* Directions for this task
Read through the material below and copy each line in which the word "folder" occurs.

(Beginning of Available data)

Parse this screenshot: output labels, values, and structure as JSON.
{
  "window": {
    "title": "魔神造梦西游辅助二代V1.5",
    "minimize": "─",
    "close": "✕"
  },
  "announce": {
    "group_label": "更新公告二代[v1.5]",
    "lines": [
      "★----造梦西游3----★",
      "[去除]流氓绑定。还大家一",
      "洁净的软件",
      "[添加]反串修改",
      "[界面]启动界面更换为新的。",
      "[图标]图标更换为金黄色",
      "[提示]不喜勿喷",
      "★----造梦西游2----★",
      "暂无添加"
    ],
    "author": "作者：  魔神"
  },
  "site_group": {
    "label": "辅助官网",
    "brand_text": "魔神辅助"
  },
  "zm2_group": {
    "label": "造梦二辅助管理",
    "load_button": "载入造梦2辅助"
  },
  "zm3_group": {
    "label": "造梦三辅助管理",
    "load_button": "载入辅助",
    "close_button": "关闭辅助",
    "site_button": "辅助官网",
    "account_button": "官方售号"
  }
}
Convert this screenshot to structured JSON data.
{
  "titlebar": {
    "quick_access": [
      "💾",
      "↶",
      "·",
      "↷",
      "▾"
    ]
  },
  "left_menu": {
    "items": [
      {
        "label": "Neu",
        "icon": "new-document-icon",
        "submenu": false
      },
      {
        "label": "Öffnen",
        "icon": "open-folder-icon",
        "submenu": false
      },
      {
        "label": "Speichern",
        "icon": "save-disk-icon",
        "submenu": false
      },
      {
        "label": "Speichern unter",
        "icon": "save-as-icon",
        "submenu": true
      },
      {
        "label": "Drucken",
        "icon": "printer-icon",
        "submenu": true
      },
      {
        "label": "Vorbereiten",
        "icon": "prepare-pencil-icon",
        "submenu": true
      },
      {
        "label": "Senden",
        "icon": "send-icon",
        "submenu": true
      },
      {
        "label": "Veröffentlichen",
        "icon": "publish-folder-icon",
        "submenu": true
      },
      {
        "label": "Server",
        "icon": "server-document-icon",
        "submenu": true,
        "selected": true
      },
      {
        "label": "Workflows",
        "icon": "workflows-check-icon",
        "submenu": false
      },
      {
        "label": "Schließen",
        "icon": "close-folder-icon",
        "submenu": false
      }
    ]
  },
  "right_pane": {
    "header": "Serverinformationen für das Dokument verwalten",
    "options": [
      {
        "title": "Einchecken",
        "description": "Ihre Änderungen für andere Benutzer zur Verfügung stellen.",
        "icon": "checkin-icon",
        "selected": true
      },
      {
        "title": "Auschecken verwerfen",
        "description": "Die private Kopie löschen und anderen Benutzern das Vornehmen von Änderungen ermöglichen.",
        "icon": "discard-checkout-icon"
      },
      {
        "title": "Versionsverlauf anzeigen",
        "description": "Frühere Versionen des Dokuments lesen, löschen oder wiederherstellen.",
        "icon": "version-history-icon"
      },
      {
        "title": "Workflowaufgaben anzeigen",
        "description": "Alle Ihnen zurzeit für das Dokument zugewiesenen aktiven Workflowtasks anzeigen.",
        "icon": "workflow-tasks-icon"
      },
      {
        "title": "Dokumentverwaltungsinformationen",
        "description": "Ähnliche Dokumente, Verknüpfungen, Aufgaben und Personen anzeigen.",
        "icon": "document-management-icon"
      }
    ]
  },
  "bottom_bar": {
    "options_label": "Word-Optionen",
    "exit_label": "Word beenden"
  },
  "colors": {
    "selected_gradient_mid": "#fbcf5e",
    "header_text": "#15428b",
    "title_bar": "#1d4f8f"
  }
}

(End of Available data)

* Result below
        "icon": "open-folder-icon",
        "icon": "publish-folder-icon",
        "icon": "close-folder-icon",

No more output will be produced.